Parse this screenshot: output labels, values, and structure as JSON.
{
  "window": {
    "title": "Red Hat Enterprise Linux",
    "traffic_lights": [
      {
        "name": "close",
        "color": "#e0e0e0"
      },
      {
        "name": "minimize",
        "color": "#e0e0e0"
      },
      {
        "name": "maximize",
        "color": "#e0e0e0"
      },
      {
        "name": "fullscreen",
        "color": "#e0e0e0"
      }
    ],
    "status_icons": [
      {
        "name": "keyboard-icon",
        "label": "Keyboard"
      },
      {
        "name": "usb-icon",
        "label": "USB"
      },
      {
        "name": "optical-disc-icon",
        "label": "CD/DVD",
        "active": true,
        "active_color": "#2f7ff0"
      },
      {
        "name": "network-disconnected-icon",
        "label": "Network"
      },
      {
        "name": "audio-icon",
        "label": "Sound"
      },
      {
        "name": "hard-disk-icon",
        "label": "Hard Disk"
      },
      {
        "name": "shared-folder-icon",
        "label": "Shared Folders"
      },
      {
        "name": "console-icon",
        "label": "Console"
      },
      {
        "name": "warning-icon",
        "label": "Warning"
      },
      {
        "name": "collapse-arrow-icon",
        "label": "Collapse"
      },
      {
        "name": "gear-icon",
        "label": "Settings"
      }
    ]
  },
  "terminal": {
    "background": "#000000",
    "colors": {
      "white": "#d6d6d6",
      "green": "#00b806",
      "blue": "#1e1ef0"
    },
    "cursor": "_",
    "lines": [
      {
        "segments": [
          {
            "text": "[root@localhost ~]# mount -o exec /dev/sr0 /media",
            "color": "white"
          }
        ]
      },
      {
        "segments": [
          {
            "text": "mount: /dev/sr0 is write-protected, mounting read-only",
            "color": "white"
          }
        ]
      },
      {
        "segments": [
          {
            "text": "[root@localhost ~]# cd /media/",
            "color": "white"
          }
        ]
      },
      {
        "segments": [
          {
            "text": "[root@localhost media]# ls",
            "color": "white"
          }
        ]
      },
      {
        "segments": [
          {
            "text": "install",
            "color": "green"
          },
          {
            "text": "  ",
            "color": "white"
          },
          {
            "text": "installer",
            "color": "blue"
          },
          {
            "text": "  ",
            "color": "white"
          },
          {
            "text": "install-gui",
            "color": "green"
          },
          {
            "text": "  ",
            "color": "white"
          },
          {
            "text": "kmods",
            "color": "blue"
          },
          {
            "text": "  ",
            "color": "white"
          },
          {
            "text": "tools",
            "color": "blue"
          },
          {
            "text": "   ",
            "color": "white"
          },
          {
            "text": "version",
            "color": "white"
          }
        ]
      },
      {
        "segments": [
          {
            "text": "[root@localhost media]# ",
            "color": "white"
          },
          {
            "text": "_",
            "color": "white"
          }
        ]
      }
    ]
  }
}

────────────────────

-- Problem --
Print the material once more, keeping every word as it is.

-- Answer to the problem --
Parse this screenshot: output labels, values, and structure as JSON.
{
  "window": {
    "title": "Red Hat Enterprise Linux",
    "traffic_lights": [
      {
        "name": "close",
        "color": "#e0e0e0"
      },
      {
        "name": "minimize",
        "color": "#e0e0e0"
      },
      {
        "name": "maximize",
        "color": "#e0e0e0"
      },
      {
        "name": "fullscreen",
        "color": "#e0e0e0"
      }
    ],
    "status_icons": [
      {
        "name": "keyboard-icon",
        "label": "Keyboard"
      },
      {
        "name": "usb-icon",
        "label": "USB"
      },
      {
        "name": "optical-disc-icon",
        "label": "CD/DVD",
        "active": true,
        "active_color": "#2f7ff0"
      },
      {
        "name": "network-disconnected-icon",
        "label": "Network"
      },
      {
        "name": "audio-icon",
        "label": "Sound"
      },
      {
        "name": "hard-disk-icon",
        "label": "Hard Disk"
      },
      {
        "name": "shared-folder-icon",
        "label": "Shared Folders"
      },
      {
        "name": "console-icon",
        "label": "Console"
      },
      {
        "name": "warning-icon",
        "label": "Warning"
      },
      {
        "name": "collapse-arrow-icon",
        "label": "Collapse"
      },
      {
        "name": "gear-icon",
        "label": "Settings"
      }
    ]
  },
  "terminal": {
    "background": "#000000",
    "colors": {
      "white": "#d6d6d6",
      "green": "#00b806",
      "blue": "#1e1ef0"
    },
    "cursor": "_",
    "lines": [
      {
        "segments": [
          {
            "text": "[root@localhost ~]# mount -o exec /dev/sr0 /media",
            "color": "white"
          }
        ]
      },
      {
        "segments": [
          {
            "text": "mount: /dev/sr0 is write-protected, mounting read-only",
            "color": "white"
          }
        ]
      },
      {
        "segments": [
          {
            "text": "[root@localhost ~]# cd /media/",
            "color": "white"
          }
        ]
      },
      {
        "segments": [
          {
            "text": "[root@localhost media]# ls",
            "color": "white"
          }
        ]
      },
      {
        "segments": [
          {
            "text": "install",
            "color": "green"
          },
          {
            "text": "  ",
            "color": "white"
          },
          {
            "text": "installer",
            "color": "blue"
          },
          {
            "text": "  ",
            "color": "white"
          },
          {
            "text": "install-gui",
            "color": "green"
          },
          {
            "text": "  ",
            "color": "white"
          },
          {
            "text": "kmods",
            "color": "blue"
          },
          {
            "text": "  ",
            "color": "white"
          },
          {
            "text": "tools",
            "color": "blue"
          },
          {
            "text": "   ",
            "color": "white"
          },
          {
            "text": "version",
            "color": "white"
          }
        ]
      },
      {
        "segments": [
          {
            "text": "[root@localhost media]# ",
            "color": "white"
          },
          {
            "text": "_",
            "color": "white"
          }
        ]
      }
    ]
  }
}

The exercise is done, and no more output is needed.